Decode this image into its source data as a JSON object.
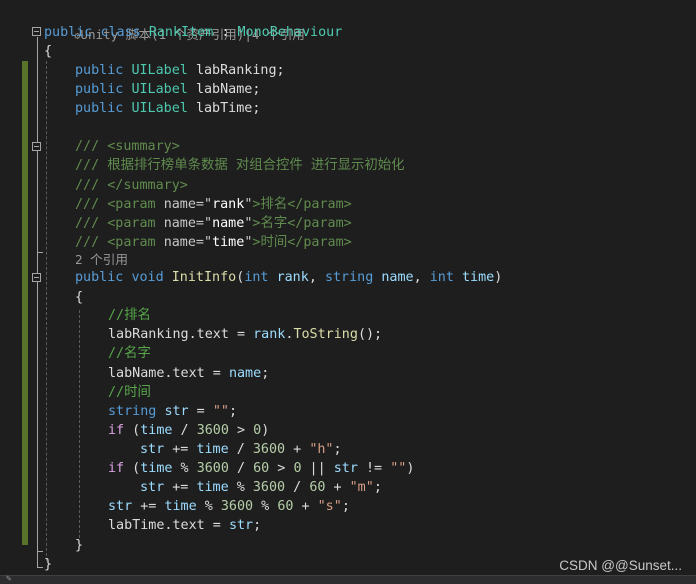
{
  "codelens": {
    "class_refs": "Unity 脚本(1 个资产引用)|4 个引用",
    "method_refs": "2 个引用"
  },
  "code": {
    "class_decl": {
      "public": "public",
      "class": "class",
      "name": "RankItem",
      "colon": " : ",
      "base": "MonoBehaviour"
    },
    "open_brace": "{",
    "fields": [
      {
        "mod": "public",
        "type": "UILabel",
        "name": "labRanking;"
      },
      {
        "mod": "public",
        "type": "UILabel",
        "name": "labName;"
      },
      {
        "mod": "public",
        "type": "UILabel",
        "name": "labTime;"
      }
    ],
    "doc": {
      "summary_open": "/// <summary>",
      "summary_text": "/// 根据排行榜单条数据 对组合控件 进行显示初始化",
      "summary_close": "/// </summary>",
      "params": [
        {
          "prefix": "/// <param ",
          "attr": "name=",
          "q1": "\"",
          "value": "rank",
          "q2": "\"",
          "gt": ">",
          "text": "排名",
          "close": "</param>"
        },
        {
          "prefix": "/// <param ",
          "attr": "name=",
          "q1": "\"",
          "value": "name",
          "q2": "\"",
          "gt": ">",
          "text": "名字",
          "close": "</param>"
        },
        {
          "prefix": "/// <param ",
          "attr": "name=",
          "q1": "\"",
          "value": "time",
          "q2": "\"",
          "gt": ">",
          "text": "时间",
          "close": "</param>"
        }
      ]
    },
    "method_decl": {
      "public": "public",
      "void": "void",
      "name": "InitInfo",
      "lparen": "(",
      "int1": "int",
      "p1": "rank",
      "comma1": ", ",
      "string": "string",
      "p2": "name",
      "comma2": ", ",
      "int2": "int",
      "p3": "time",
      "rparen": ")"
    },
    "method_open": "{",
    "body": {
      "c_rank": "//排名",
      "l1": {
        "a": "labRanking.text = ",
        "b": "rank",
        "c": ".",
        "d": "ToString",
        "e": "();"
      },
      "c_name": "//名字",
      "l2": {
        "a": "labName.text = ",
        "b": "name",
        "c": ";"
      },
      "c_time": "//时间",
      "l3": {
        "a": "string",
        "b": " ",
        "c": "str",
        "d": " = ",
        "e": "\"\"",
        "f": ";"
      },
      "l4": {
        "a": "if",
        "b": " (",
        "c": "time",
        "d": " / ",
        "e": "3600",
        "f": " > ",
        "g": "0",
        "h": ")"
      },
      "l5": {
        "a": "str",
        "b": " += ",
        "c": "time",
        "d": " / ",
        "e": "3600",
        "f": " + ",
        "g": "\"h\"",
        "h": ";"
      },
      "l6": {
        "a": "if",
        "b": " (",
        "c": "time",
        "d": " % ",
        "e": "3600",
        "f": " / ",
        "g": "60",
        "h": " > ",
        "i": "0",
        "j": " || ",
        "k": "str",
        "l": " != ",
        "m": "\"\"",
        "n": ")"
      },
      "l7": {
        "a": "str",
        "b": " += ",
        "c": "time",
        "d": " % ",
        "e": "3600",
        "f": " / ",
        "g": "60",
        "h": " + ",
        "i": "\"m\"",
        "j": ";"
      },
      "l8": {
        "a": "str",
        "b": " += ",
        "c": "time",
        "d": " % ",
        "e": "3600",
        "f": " % ",
        "g": "60",
        "h": " + ",
        "i": "\"s\"",
        "j": ";"
      },
      "l9": {
        "a": "labTime.text = ",
        "b": "str",
        "c": ";"
      }
    },
    "method_close": "}",
    "class_close": "}"
  },
  "watermark": "CSDN @@Sunset..."
}
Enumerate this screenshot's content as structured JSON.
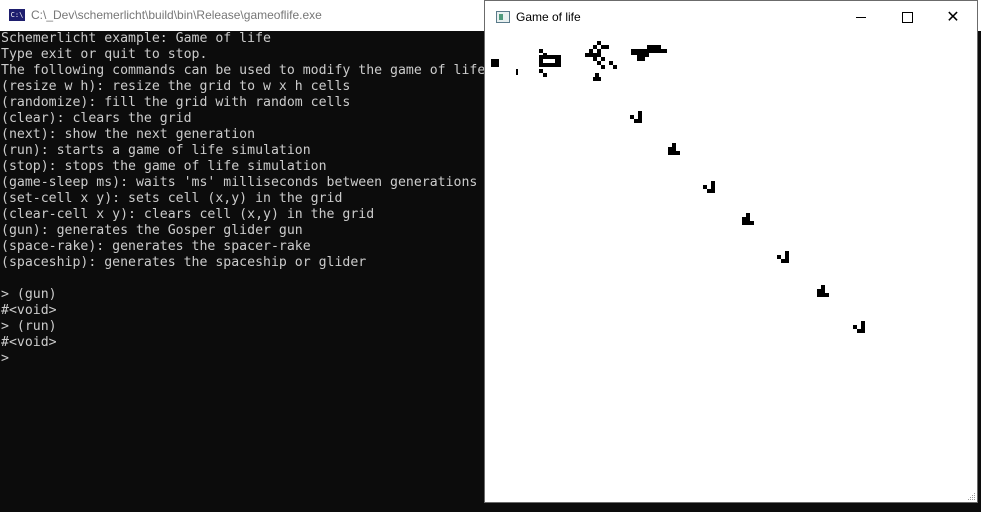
{
  "console": {
    "title": "C:\\_Dev\\schemerlicht\\build\\bin\\Release\\gameoflife.exe",
    "icon_text": "C:\\",
    "lines": [
      "Schemerlicht example: Game of life",
      "Type exit or quit to stop.",
      "The following commands can be used to modify the game of life:",
      "(resize w h): resize the grid to w x h cells",
      "(randomize): fill the grid with random cells",
      "(clear): clears the grid",
      "(next): show the next generation",
      "(run): starts a game of life simulation",
      "(stop): stops the game of life simulation",
      "(game-sleep ms): waits 'ms' milliseconds between generations",
      "(set-cell x y): sets cell (x,y) in the grid",
      "(clear-cell x y): clears cell (x,y) in the grid",
      "(gun): generates the Gosper glider gun",
      "(space-rake): generates the spacer-rake",
      "(spaceship): generates the spaceship or glider",
      "",
      "> (gun)",
      "#<void>",
      "> (run)",
      "#<void>",
      ">"
    ]
  },
  "game_window": {
    "title": "Game of life",
    "minimize_icon": "minimize-icon",
    "maximize_icon": "maximize-icon",
    "close_icon": "close-icon",
    "close_glyph": "✕"
  },
  "colors": {
    "console_bg": "#0c0c0c",
    "console_text": "#cccccc",
    "cell": "#000000",
    "grid_bg": "#ffffff"
  }
}
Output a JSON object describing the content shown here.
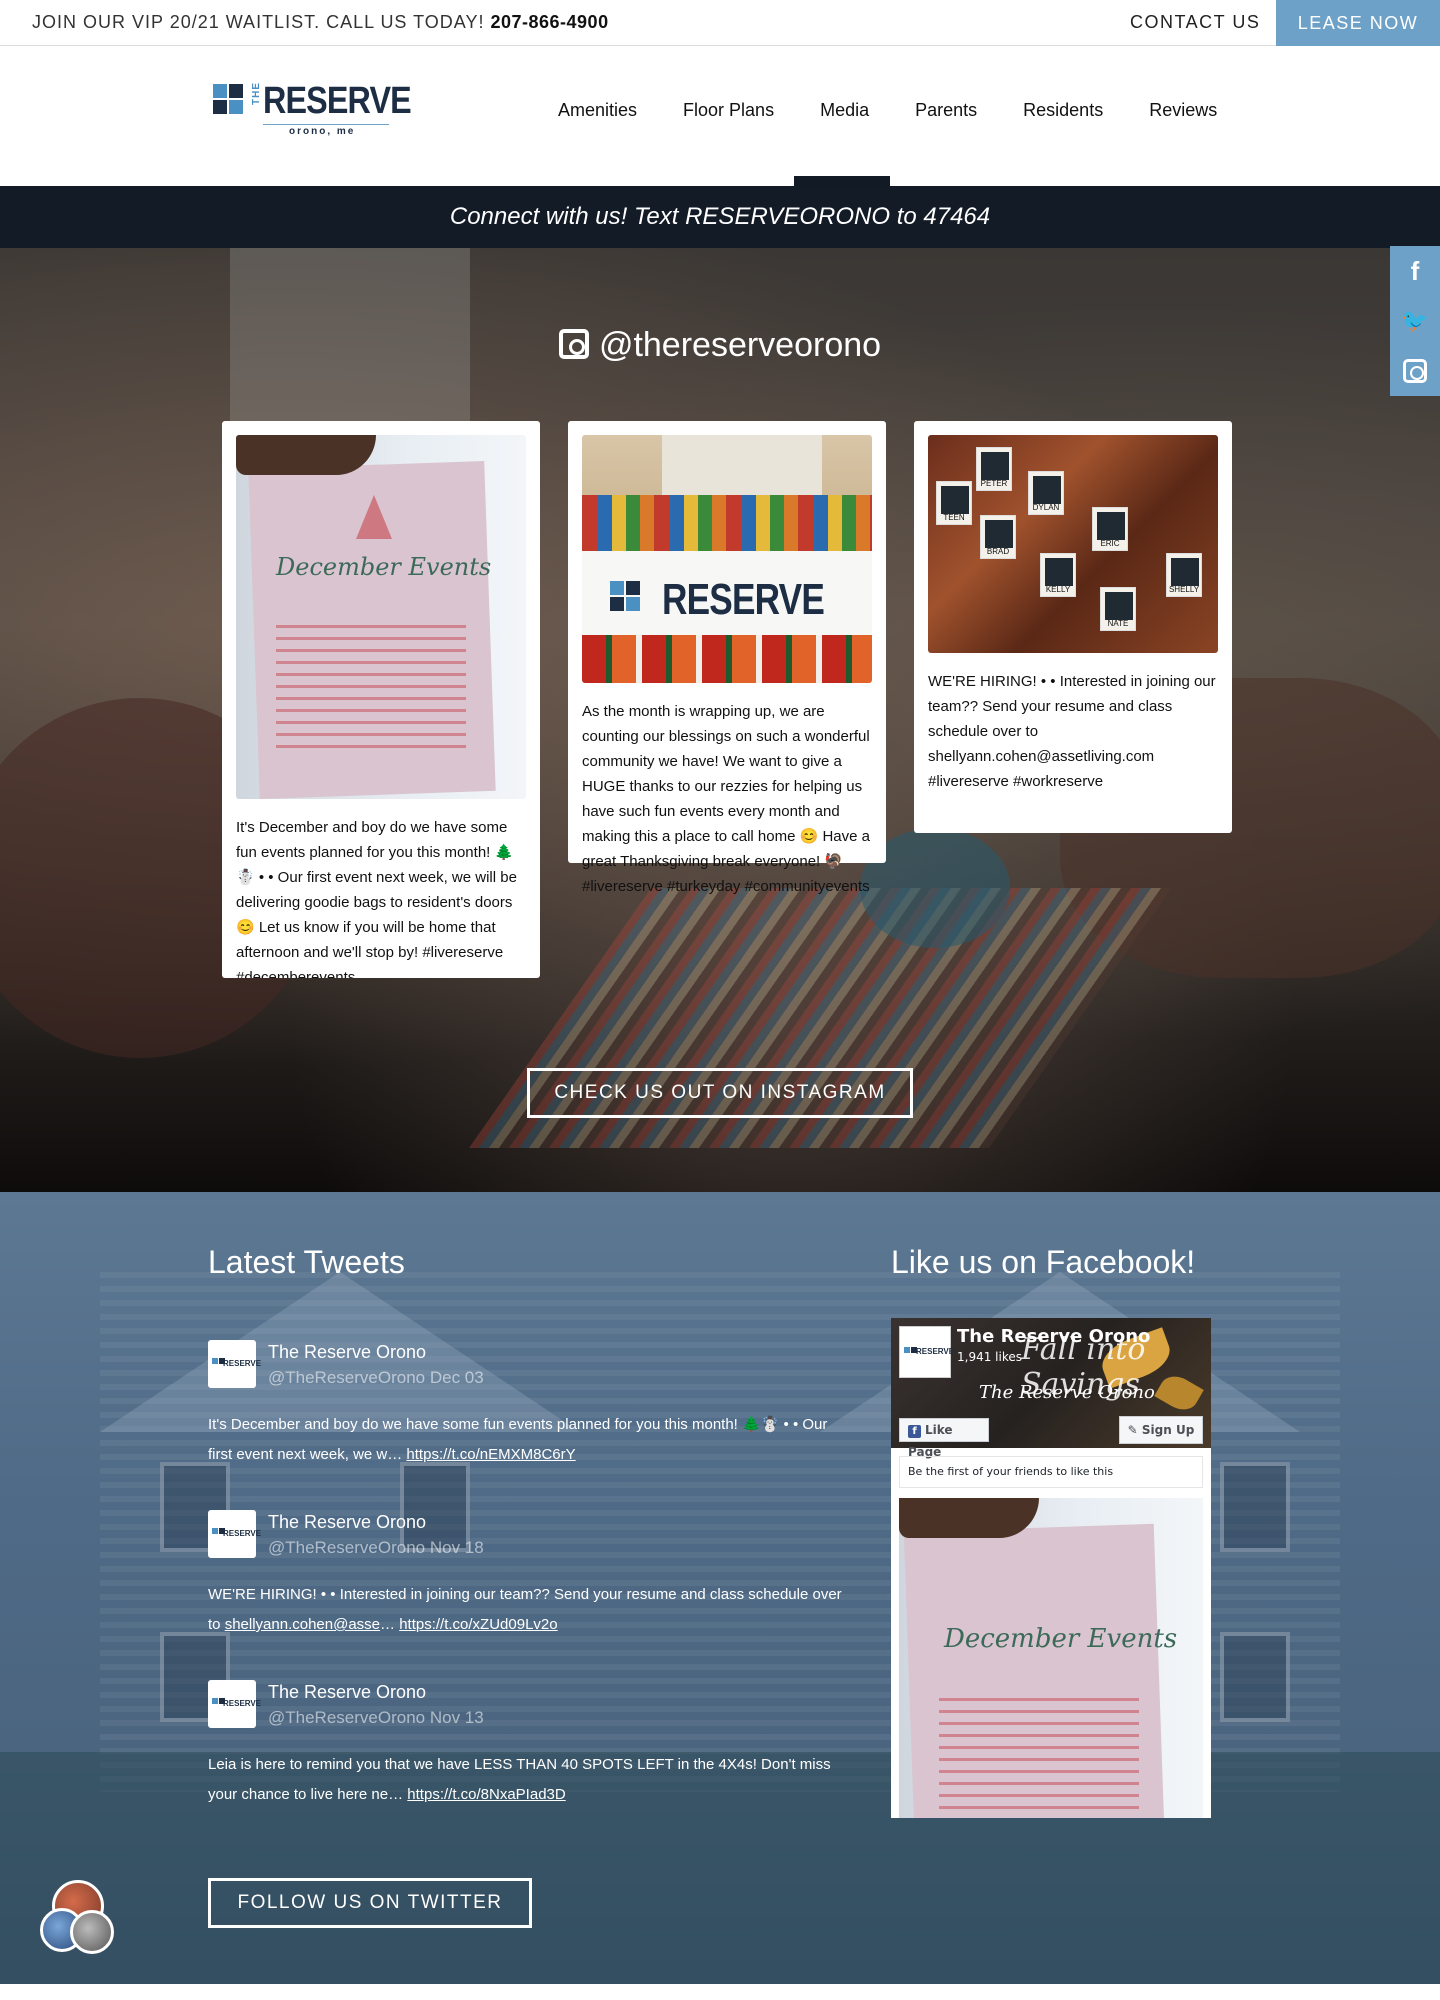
{
  "topbar": {
    "vip_text": "JOIN OUR VIP 20/21 WAITLIST. CALL US TODAY!",
    "phone": "207-866-4900",
    "contact_label": "CONTACT US",
    "lease_label": "LEASE NOW"
  },
  "logo": {
    "the": "THE",
    "wordmark": "RESERVE",
    "location": "orono, me"
  },
  "nav": {
    "items": [
      "Amenities",
      "Floor Plans",
      "Media",
      "Parents",
      "Residents",
      "Reviews"
    ],
    "active": "Media"
  },
  "connect_banner": "Connect with us! Text RESERVEORONO to 47464",
  "instagram": {
    "handle": "@thereserveorono",
    "posts": [
      {
        "photo_text": "December Events",
        "caption": "It's December and boy do we have some fun events planned for you this month! 🌲☃️ • • Our first event next week, we will be delivering goodie bags to resident's doors 😊 Let us know if you will be home that afternoon and we'll stop by! #livereserve #decemberevents"
      },
      {
        "photo_text": "RESERVE",
        "caption": "As the month is wrapping up, we are counting our blessings on such a wonderful community we have! We want to give a HUGE thanks to our rezzies for helping us have such fun events every month and making this a place to call home 😊 Have a great Thanksgiving break everyone! 🦃 #livereserve #turkeyday #communityevents"
      },
      {
        "photo_labels": [
          "TEEN",
          "PETER",
          "DYLAN",
          "BRAD",
          "ERIC",
          "KELLY",
          "NATE",
          "SHELLY"
        ],
        "caption": "WE'RE HIRING! • • Interested in joining our team?? Send your resume and class schedule over to shellyann.cohen@assetliving.com #livereserve #workreserve"
      }
    ],
    "button_label": "CHECK US OUT ON INSTAGRAM"
  },
  "social_bar": {
    "icons": [
      "facebook-icon",
      "twitter-icon",
      "instagram-icon"
    ],
    "facebook_glyph": "f",
    "twitter_glyph": "🐦"
  },
  "tweets": {
    "title": "Latest Tweets",
    "items": [
      {
        "name": "The Reserve Orono",
        "handle": "@TheReserveOrono",
        "date": "Dec 03",
        "text": "It's December and boy do we have some fun events planned for you this month! 🌲☃️ • • Our first event next week, we w…",
        "link": "https://t.co/nEMXM8C6rY"
      },
      {
        "name": "The Reserve Orono",
        "handle": "@TheReserveOrono",
        "date": "Nov 18",
        "text": "WE'RE HIRING! • • Interested in joining our team?? Send your resume and class schedule over to",
        "mention": "shellyann.cohen@asse",
        "text_after": "…",
        "link": "https://t.co/xZUd09Lv2o"
      },
      {
        "name": "The Reserve Orono",
        "handle": "@TheReserveOrono",
        "date": "Nov 13",
        "text": "Leia is here to remind you that we have LESS THAN 40 SPOTS LEFT in the 4X4s! Don't miss your chance to live here ne…",
        "link": "https://t.co/8NxaPIad3D"
      }
    ],
    "button_label": "FOLLOW US ON TWITTER"
  },
  "facebook": {
    "title": "Like us on Facebook!",
    "page_name": "The Reserve Orono",
    "likes": "1,941 likes",
    "cover_text": "Fall into Savings",
    "cover_script": "The Reserve Orono",
    "like_button": "Like Page",
    "signup_button": "Sign Up",
    "friends_text": "Be the first of your friends to like this",
    "post_text": "December Events"
  },
  "colors": {
    "accent": "#6ea1c8",
    "dark_navy": "#131b27",
    "tweets_bg": "#4f6a86"
  }
}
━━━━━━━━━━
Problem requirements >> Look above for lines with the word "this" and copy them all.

Solution below >>
Decode this image into its source data as a JSON object.
Enumerate this screenshot's content as structured JSON.
        "caption": "It's December and boy do we have some fun events planned for you this month! 🌲☃️ • • Our first event next week, we will be delivering goodie bags to resident's doors 😊 Let us know if you will be home that afternoon and we'll stop by! #livereserve #decemberevents"
        "caption": "As the month is wrapping up, we are counting our blessings on such a wonderful community we have! We want to give a HUGE thanks to our rezzies for helping us have such fun events every month and making this a place to call home 😊 Have a great Thanksgiving break everyone! 🦃 #livereserve #turkeyday #communityevents"
        "text": "It's December and boy do we have some fun events planned for you this month! 🌲☃️ • • Our first event next week, we w…",
    "friends_text": "Be the first of your friends to like this",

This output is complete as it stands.